The representatives served as experienced, knowledgeable members who were independent counters to the nominees of supervisors who were often promoting an anti-sunshine agenda. The committee asked the organizations to come up with more names.

That was a nasty slap at members and organizations that have served the task force well for years. And this arbitrary demand will make it virtually impossible for these organizations to come up with a “list of candidates” to run the supervisorial gauntlet. Who wants to go before the supervisors on a list for a bout of public character assassination?

Specifically, the committee:

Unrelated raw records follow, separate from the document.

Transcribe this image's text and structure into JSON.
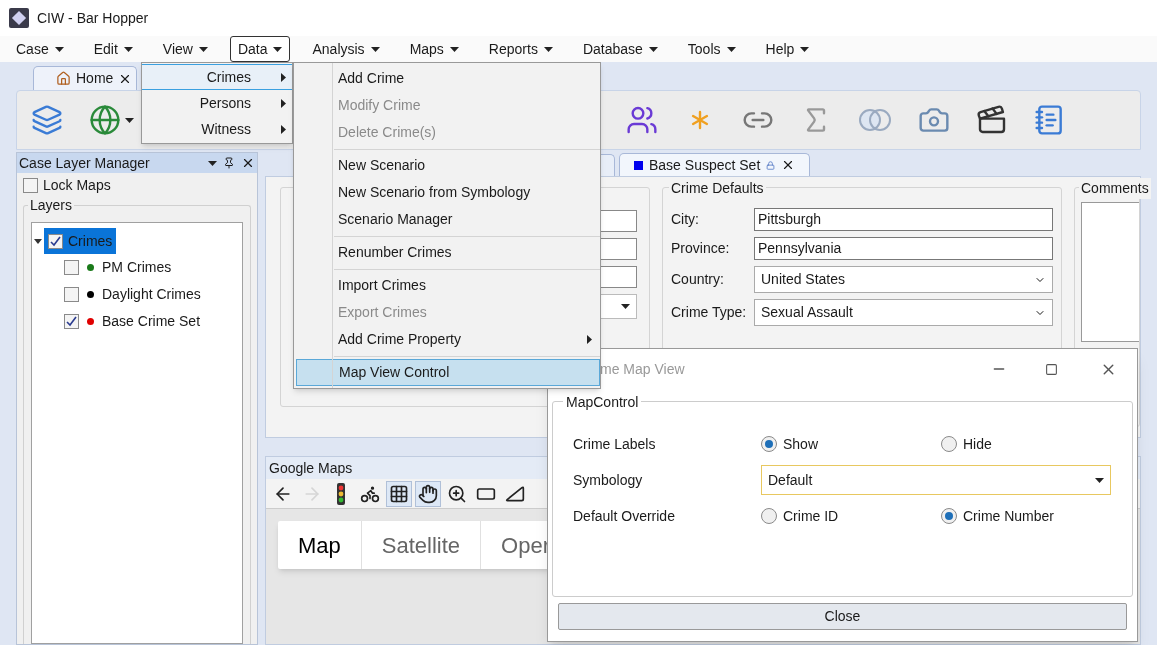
{
  "window": {
    "title": "CIW - Bar Hopper"
  },
  "menu_bar": [
    {
      "label": "Case",
      "selected": false
    },
    {
      "label": "Edit",
      "selected": false
    },
    {
      "label": "View",
      "selected": false
    },
    {
      "label": "Data",
      "selected": true
    },
    {
      "label": "Analysis",
      "selected": false
    },
    {
      "label": "Maps",
      "selected": false
    },
    {
      "label": "Reports",
      "selected": false
    },
    {
      "label": "Database",
      "selected": false
    },
    {
      "label": "Tools",
      "selected": false
    },
    {
      "label": "Help",
      "selected": false
    }
  ],
  "home_tab": {
    "label": "Home"
  },
  "toolbar": [
    {
      "kind": "layers"
    },
    {
      "kind": "globe"
    },
    {
      "kind": "people"
    },
    {
      "kind": "asterisk"
    },
    {
      "kind": "link"
    },
    {
      "kind": "sigma"
    },
    {
      "kind": "venn"
    },
    {
      "kind": "camera"
    },
    {
      "kind": "clapper"
    },
    {
      "kind": "notebook"
    }
  ],
  "layer_manager": {
    "title": "Case Layer Manager",
    "lock_maps": {
      "label": "Lock Maps",
      "checked": false
    },
    "group_label": "Layers",
    "tree": [
      {
        "label": "Crimes",
        "checked": true,
        "selected": true,
        "expanded": true,
        "children": [
          {
            "label": "PM Crimes",
            "checked": false,
            "color": "#1a7a1a"
          },
          {
            "label": "Daylight Crimes",
            "checked": false,
            "color": "#000000"
          },
          {
            "label": "Base Crime Set",
            "checked": true,
            "color": "#e00000"
          }
        ]
      }
    ]
  },
  "document_tabs": [
    {
      "label": "Base Suspect Set",
      "selected": true,
      "color": "#0000ee"
    }
  ],
  "crime_defaults": {
    "title": "Crime Defaults",
    "fields": [
      {
        "label": "City:",
        "value": "Pittsburgh",
        "kind": "text"
      },
      {
        "label": "Province:",
        "value": "Pennsylvania",
        "kind": "text"
      },
      {
        "label": "Country:",
        "value": "United States",
        "kind": "dropdown"
      },
      {
        "label": "Crime Type:",
        "value": "Sexual Assault",
        "kind": "dropdown"
      }
    ]
  },
  "comments": {
    "title": "Comments"
  },
  "map_panel": {
    "title": "Google Maps",
    "tools": [
      {
        "kind": "back",
        "disabled": false,
        "pressed": false
      },
      {
        "kind": "forward",
        "disabled": true,
        "pressed": false
      },
      {
        "kind": "traffic",
        "disabled": false,
        "pressed": false
      },
      {
        "kind": "bike",
        "disabled": false,
        "pressed": false
      },
      {
        "kind": "overlay",
        "disabled": false,
        "pressed": true
      },
      {
        "kind": "hand",
        "disabled": false,
        "pressed": true
      },
      {
        "kind": "zoom",
        "disabled": false,
        "pressed": false
      },
      {
        "kind": "select",
        "disabled": false,
        "pressed": false
      },
      {
        "kind": "ruler",
        "disabled": false,
        "pressed": false
      }
    ],
    "map_types": [
      {
        "label": "Map",
        "selected": true
      },
      {
        "label": "Satellite",
        "selected": false
      },
      {
        "label": "Oper",
        "selected": false
      }
    ]
  },
  "data_menu": [
    {
      "label": "Crimes",
      "selected": true
    },
    {
      "label": "Persons",
      "selected": false
    },
    {
      "label": "Witness",
      "selected": false
    }
  ],
  "crimes_submenu": [
    [
      {
        "label": "Add Crime",
        "disabled": false,
        "selected": false,
        "has_submenu": false
      },
      {
        "label": "Modify Crime",
        "disabled": true,
        "selected": false,
        "has_submenu": false
      },
      {
        "label": "Delete Crime(s)",
        "disabled": true,
        "selected": false,
        "has_submenu": false
      }
    ],
    [
      {
        "label": "New Scenario",
        "disabled": false,
        "selected": false,
        "has_submenu": false
      },
      {
        "label": "New Scenario from Symbology",
        "disabled": false,
        "selected": false,
        "has_submenu": false
      },
      {
        "label": "Scenario Manager",
        "disabled": false,
        "selected": false,
        "has_submenu": false
      }
    ],
    [
      {
        "label": "Renumber Crimes",
        "disabled": false,
        "selected": false,
        "has_submenu": false
      }
    ],
    [
      {
        "label": "Import Crimes",
        "disabled": false,
        "selected": false,
        "has_submenu": false
      },
      {
        "label": "Export Crimes",
        "disabled": true,
        "selected": false,
        "has_submenu": false
      },
      {
        "label": "Add Crime Property",
        "disabled": false,
        "selected": false,
        "has_submenu": true
      }
    ],
    [
      {
        "label": "Map View Control",
        "disabled": false,
        "selected": true,
        "has_submenu": false
      }
    ]
  ],
  "dialog": {
    "title": "me Map View",
    "group_title": "MapControl",
    "rows": [
      {
        "label": "Crime Labels",
        "kind": "radio",
        "options": [
          {
            "label": "Show",
            "selected": true
          },
          {
            "label": "Hide",
            "selected": false
          }
        ]
      },
      {
        "label": "Symbology",
        "kind": "dropdown",
        "value": "Default"
      },
      {
        "label": "Default Override",
        "kind": "radio",
        "options": [
          {
            "label": "Crime ID",
            "selected": false
          },
          {
            "label": "Crime Number",
            "selected": true
          }
        ]
      }
    ],
    "close_button": "Close"
  }
}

• Unanimously moved to sack the two incumbents (Allyson Washburn from the League of Women Voters) and Suzanne Manneh (New California Media). The League was mandated to name a representative because of its tradition and experience with good government and public access issues. New California Media was mandated to name a member to insure there would always be a journalist of color on the task force.

• Unanimously refused to seat two representatives from the Northern California chapter of the Society of Professional Journalists, the sponsor of the ordinance with a long tradition in open government and First Amendment issues. One SPJ mandated representative was for a journalist (Doug Comstock, editor of the West of Twin Peaks Observer, one of the best neighborhood papers in town and a former chair of the task force.) The second mandated seat was for an attorney (Ben Rosenfeld).

• Tried to knock out incumbent Bruce Wolfe on motion of member Mark Farrell, but Wolfe survived on a 2-l vote.

• Voted unanimously for four new persons to the task force while sacking and refusing to appoint able members with experience and expertise without a word of thanks.

Committee Member David Campos later told me that he went along because he could see he didn’t have the votes. He said the organization’s candidates “were eminently qualified,” that they should have been appointed, and that he would fight for them. He said he would ask the office of Jane Kim, who chairs the committee, to set the issue for hearing at the next rules meeting or call for a special meeting.

We asked Campos what the organizations should do. “They should stand by their candidates,” he said. We concur.

The Society of Professional Journalists, the League of Women Voters, and California New Media and their open government allies should stand by their candidates, lobby for them with the rules committee and the full board, and get out the word about this attempted coup in the most important court of all, the court of public opinion.

The Sunshine Task Force has annoyed some elected officials with its dogged efforts to promote open government. City Hall is already trying to find ways to undermine it. That needs to end, now.